Lecture 13 notes
Population Dynamics Part 2 (Dave Allan)
Refer to Ricklefs Ch. 10, 12
Main points: adding necessary complications of age, spatial, and temporal distributions to our original model from last time (Nt = λtN0) to make it more realistic
- Age-specific rates
- lx – survivorship function – probability of a newborn surviving until age x, with convention that l1=1
- mx / bx / fx – maternity/birth/fecundity function (all synonymous) – number of females born to a female of age x (Question: does that mean biologists should think it's crazy that most human populations are taught to prefer sons instead?)
- sx – survival rate – proportion of individuals of age x surviving the next year (x+1), or lx+1/lx= sx
- mortality rate = 1/sx
- These rates can be found using data (following a cohort in a certain population and seeing how many survive over the years, how many female offspring they produce, etc.)
- Structural implications
- When you look at a larger picture (more time), these vital rates and age structure determine population change
- R0 = net reproductive rate, or the number of daughters of a single individual in her lifetime = Σ(lxmx) from x=1 to max age
- From this we can calculate a mean generation time T=Σ(xlxmx)/ Σ(lxmx), a female’s age when she has her median daughter
- You can then estimate λ as well: λ=R01/T
- Consider that if the mean generation time T=1, the reproductive rate R0 would be equivalent to λ.
- If a population is under constant environmental conditions then, a stable age structure will develop. (in real life this doesn’t happen much)
- Populations with the same vital rates will always reach the same stable age distribution (SAD) regardless of where you start from.
- Alternative modeling method: Leslie Matrix to simplify running of demographic models → Nt=MtN0, where M is a Leslie matrix
- See http://en.wikipedia.org/wiki/Leslie_matrix for more
- The actual link to the site: Leslie_matrix
- An application of the Leslie Matrix model: population viability analysis (PVA)
- use it to assess and predict population dynamic for rare populations, where there is less margin for error – how should we manage them, conserve?
- identify threats faced by species and finding likelihood of species survival for given time
- rare species’ probability of extinction is measurable: p(E)
- demographic/deterministic factors could result in λ<1, which leads to extinction (birth rates < death rates)
- stochastic (chance variation – lack of food, or uneven sex ratio of offspring…) factors could also lead to extinction despite λ>1 or =1.
- What we need is to maintain several populations, each with a minimum population size
- PVA uses both these factors too evaluate “extinction vortex”, a downward cycling towards extinction: small population size → increased inbreeding/genetic drift → decreased reproduction and survival → reduced λ → small population size…
- Use PVA for planning research and data collection, assessing vulnerability on scarce resources, and ranking management options for species
Spatial structure and distribution of populations
- Species populations are made up of sub-populations, distributed in a larger total geographic occupied area, so that the population has spatial structure/spacing, which varies over time
- Fundamental niche – range of environmental conditions in which an organism can live
- Realized niche/habitat – where organism actually lives, subset of fundamental niche, determined by predators, competitors, pathogens, etc.
- Dave Allan quote: “Most invasive species are wimps, but some are Godzilla types” – referring to African tilapias (a Godzilla type)
- Migratory species are NOT species that undergo “great” migrations over long distances every year (Monarch butterflies or geese), but species who occupy large ranges, locally.
- Require existence of spatially distant habitats and migratory pathway
- Metapopulation – patches of equal quality, but anything outside is unhabitable.
- Size can vary
- Viewed as a “population of populations” linked by immigration and emigration – how many patches are occupied? (instead of how many individuals per patch)
- dP/dt = cP(1-P)-eP, where c is colonization rate and e is extinction rate. (regarding populated proportion of patches)
- P*=1-e/c (fraction patch occupancy at equilibrium)
- If c<e, extinction; but if c>e, species will persist
- Source-sink dynamics – patches vary in quality, and in-between areas are still uninhabitable.
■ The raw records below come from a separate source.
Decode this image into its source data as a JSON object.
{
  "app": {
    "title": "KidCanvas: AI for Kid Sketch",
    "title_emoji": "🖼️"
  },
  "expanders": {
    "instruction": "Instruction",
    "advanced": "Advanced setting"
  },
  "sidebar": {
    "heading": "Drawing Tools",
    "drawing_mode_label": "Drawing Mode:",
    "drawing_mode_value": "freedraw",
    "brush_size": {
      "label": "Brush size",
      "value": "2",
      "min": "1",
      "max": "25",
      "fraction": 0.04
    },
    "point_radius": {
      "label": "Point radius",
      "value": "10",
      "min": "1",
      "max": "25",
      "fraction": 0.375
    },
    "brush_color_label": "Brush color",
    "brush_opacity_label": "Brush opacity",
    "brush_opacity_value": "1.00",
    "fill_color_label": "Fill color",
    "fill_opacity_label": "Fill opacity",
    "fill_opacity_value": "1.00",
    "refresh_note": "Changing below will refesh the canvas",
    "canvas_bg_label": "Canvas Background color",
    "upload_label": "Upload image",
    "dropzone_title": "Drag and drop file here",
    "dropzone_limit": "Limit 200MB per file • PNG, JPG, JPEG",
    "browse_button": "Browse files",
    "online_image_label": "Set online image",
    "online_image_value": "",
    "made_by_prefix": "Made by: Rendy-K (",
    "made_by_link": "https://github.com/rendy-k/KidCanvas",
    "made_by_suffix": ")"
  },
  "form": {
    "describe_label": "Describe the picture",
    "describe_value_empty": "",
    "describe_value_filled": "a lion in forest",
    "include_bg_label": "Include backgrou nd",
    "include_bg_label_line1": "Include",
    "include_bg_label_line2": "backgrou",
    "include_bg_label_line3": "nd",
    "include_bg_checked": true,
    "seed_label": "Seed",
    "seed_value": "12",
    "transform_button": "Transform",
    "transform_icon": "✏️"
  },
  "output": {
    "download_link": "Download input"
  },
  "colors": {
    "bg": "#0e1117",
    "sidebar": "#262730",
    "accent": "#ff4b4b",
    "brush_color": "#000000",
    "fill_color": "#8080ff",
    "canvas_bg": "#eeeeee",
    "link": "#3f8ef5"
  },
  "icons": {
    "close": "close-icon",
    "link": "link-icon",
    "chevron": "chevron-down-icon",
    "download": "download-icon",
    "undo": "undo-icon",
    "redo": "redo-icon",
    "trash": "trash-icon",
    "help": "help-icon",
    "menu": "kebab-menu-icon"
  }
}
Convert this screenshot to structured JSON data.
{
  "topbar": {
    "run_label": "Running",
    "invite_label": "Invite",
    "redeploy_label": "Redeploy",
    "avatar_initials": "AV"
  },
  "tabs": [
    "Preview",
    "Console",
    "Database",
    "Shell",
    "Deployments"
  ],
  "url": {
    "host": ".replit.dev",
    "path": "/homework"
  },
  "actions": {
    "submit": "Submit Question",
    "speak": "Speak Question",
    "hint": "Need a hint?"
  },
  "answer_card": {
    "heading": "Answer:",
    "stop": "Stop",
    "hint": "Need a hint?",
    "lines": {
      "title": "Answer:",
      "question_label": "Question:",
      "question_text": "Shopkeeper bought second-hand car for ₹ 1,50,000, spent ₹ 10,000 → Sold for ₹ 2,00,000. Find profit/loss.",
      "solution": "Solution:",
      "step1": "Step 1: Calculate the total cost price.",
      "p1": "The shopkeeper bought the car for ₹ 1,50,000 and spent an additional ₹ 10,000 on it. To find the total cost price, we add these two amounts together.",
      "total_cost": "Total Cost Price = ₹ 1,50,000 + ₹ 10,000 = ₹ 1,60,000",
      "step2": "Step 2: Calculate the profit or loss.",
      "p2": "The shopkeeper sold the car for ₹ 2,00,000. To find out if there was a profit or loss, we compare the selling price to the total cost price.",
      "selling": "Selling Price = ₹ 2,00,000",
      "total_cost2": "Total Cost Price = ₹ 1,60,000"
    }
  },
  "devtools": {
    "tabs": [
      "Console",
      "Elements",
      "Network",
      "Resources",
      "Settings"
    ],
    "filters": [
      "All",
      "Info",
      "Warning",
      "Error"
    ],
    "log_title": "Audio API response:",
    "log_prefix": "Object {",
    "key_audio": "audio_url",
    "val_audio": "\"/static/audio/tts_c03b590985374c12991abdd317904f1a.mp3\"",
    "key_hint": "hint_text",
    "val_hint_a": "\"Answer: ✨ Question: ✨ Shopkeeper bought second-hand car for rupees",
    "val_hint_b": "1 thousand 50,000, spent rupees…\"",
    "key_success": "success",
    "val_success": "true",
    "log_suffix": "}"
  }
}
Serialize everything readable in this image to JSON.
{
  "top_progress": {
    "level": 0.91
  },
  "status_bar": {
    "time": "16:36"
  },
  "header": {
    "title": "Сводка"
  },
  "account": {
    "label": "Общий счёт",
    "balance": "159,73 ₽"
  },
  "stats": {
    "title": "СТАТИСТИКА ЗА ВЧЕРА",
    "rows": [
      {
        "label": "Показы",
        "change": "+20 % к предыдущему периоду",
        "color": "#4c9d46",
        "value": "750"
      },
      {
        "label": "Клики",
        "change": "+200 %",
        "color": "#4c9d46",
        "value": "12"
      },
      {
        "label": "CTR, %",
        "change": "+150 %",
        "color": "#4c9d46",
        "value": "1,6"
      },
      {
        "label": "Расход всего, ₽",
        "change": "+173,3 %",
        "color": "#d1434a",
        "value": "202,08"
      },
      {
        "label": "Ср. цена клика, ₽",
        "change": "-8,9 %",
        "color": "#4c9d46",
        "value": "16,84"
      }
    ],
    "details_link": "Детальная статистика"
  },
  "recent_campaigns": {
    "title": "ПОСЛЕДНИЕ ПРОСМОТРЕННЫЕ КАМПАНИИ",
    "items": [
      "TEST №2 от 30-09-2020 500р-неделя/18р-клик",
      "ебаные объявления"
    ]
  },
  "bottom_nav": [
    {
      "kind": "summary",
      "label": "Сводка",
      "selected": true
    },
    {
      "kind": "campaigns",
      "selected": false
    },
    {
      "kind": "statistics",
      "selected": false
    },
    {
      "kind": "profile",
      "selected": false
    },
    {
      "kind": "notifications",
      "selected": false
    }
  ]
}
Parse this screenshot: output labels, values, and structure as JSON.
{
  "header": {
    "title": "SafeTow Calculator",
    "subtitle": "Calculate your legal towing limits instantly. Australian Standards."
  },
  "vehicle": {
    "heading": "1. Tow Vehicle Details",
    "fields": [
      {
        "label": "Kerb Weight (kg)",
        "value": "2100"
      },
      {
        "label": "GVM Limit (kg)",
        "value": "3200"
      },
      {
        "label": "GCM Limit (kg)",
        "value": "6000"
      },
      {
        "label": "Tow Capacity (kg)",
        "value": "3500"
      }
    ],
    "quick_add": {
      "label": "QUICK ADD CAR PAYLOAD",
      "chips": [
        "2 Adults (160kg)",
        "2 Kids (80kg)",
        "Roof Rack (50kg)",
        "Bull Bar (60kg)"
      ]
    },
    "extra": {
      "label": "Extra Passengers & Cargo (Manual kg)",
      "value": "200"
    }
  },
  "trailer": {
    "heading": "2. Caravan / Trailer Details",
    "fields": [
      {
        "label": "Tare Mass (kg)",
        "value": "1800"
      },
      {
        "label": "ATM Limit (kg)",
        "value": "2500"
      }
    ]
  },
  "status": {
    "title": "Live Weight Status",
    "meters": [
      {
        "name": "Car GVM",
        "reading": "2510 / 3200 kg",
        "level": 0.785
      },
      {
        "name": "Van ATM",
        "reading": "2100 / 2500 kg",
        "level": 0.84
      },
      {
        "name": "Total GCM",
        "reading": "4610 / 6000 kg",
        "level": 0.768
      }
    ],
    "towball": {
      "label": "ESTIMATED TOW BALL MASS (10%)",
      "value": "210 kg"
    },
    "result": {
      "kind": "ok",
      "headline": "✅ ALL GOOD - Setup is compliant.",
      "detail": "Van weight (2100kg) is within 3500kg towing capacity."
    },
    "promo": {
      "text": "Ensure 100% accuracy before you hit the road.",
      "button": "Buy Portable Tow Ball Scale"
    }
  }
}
But dispersal between these patches are critical to maintaining populations in them.
- Patch connectivity must be maintained – but if they are too connected, then they are basically one population; alternatively if they are not connected enough, thee will be no “rescue” effect between them
- Implications of population structure
- Species formation – isolated patches are more likely to develop into species
- Genetic variation and interchange – subpopulations could have different selection pressures, depending on how their own patch is different
- Population viability – rescuing of other populations
- Management of populations and habitat are linked
page revision: 12, last edited: 21 Nov 2009 02:01